Advantages of Cloud Computing– Part XI – Increased Storage
The experts have it backwards. The Cloud is not about ‘increased storage’. It’s about ‘less storage’ and I’ll tell you why.
One thing about history… it keeps growing. I have some customers who have computerized records dating prior to 1996. If you’re system is running on Windows-based PCs, you’ve probably lost all that data by now, either that, or the attic in your building is straining to crash down on your employees and bury them alive in ancient receipts and printouts.
As we make the switch from Windows-based PCs to leased mainframe technology, storage becomes insignificant, because in The Cloud, ‘virtualization’ redistributes the data according to the platform, which brings up another question, “Where is the data?” to which we answer, “Who Cares?”
That’s right!

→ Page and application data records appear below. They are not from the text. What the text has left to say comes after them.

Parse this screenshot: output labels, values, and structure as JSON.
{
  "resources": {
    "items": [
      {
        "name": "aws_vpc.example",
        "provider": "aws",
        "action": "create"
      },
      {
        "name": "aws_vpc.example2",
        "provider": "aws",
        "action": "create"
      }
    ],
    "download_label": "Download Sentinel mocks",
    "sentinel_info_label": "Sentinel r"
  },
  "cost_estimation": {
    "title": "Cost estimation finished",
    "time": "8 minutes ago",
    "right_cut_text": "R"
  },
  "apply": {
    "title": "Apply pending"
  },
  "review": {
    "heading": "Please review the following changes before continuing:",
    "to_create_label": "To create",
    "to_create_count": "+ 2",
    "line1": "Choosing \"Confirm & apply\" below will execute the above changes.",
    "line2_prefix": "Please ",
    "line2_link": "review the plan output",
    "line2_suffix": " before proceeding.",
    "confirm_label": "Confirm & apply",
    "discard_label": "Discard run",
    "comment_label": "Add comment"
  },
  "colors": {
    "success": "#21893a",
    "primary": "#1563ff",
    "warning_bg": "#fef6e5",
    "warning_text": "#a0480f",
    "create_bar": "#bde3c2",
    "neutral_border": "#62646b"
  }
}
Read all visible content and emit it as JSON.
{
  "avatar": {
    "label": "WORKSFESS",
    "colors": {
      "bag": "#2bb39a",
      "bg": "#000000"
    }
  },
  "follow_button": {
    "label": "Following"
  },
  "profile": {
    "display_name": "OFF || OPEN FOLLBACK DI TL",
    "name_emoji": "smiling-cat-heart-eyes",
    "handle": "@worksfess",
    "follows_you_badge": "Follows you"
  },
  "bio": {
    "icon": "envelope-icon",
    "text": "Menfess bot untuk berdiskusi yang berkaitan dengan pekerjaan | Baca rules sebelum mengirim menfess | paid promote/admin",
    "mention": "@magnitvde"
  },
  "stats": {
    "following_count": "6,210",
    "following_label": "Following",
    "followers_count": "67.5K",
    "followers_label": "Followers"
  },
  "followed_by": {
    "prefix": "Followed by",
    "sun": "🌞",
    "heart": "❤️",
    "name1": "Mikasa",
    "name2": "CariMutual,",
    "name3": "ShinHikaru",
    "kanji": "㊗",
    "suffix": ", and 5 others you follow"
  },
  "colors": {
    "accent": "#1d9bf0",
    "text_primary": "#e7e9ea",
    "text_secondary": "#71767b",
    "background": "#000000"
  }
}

In The Cloud the distribution of the data is irrelevant to us humans, which leads us into another important topic, ‘redundancy.’ If the UPC for a 20 oz. Cherry Coca Cola is ‘049000047547’, then why is it necessary to have 100,000 convenience store computers sharing 100,000 copies of the same UPC for a single product? There’s 1.2 million bytes of data right there that can easily be reduced to just twelve bytes. Multiply that figure by one million UPC codes and you begin to grasp the enormity of the problem. What about names, addresses, cities and states? Data redundancy leads to data anomalies and corruption. Twenty years from now, ‘data redundancy’ will probably be a forgotten term, not so much because the lack of it saves storage, but because the presence of it acts like a virus, and you all know how we feel about viruses.
Indiscriminate use of disk storage causes computers to slow down and spit out errors. In a cloud computing environment, the elimination of redundancy in data (not subject to proprietary information) will result in incalculable savings to companies who make use of the same information. Now really, do you care whether you and your competitor share the UPC for a 20 oz. Cherry Coca Cola? You should, if you’re the only one who is locked out of the sharing.
Here’s just one example where ‘increased storage’ for you results in ‘decreased storage’ for everyone. The key to Cloud Computing’ is non-competitive cooperation. “Well,” some of you might say, “I’m not comfortable with my data being shared by our competitors.” To this I say, “Are you comfortable with companies like Walmart sharing their data with suppliers who are involved in a crusade to cut Walmart’s costs below what these same suppliers are selling to you?”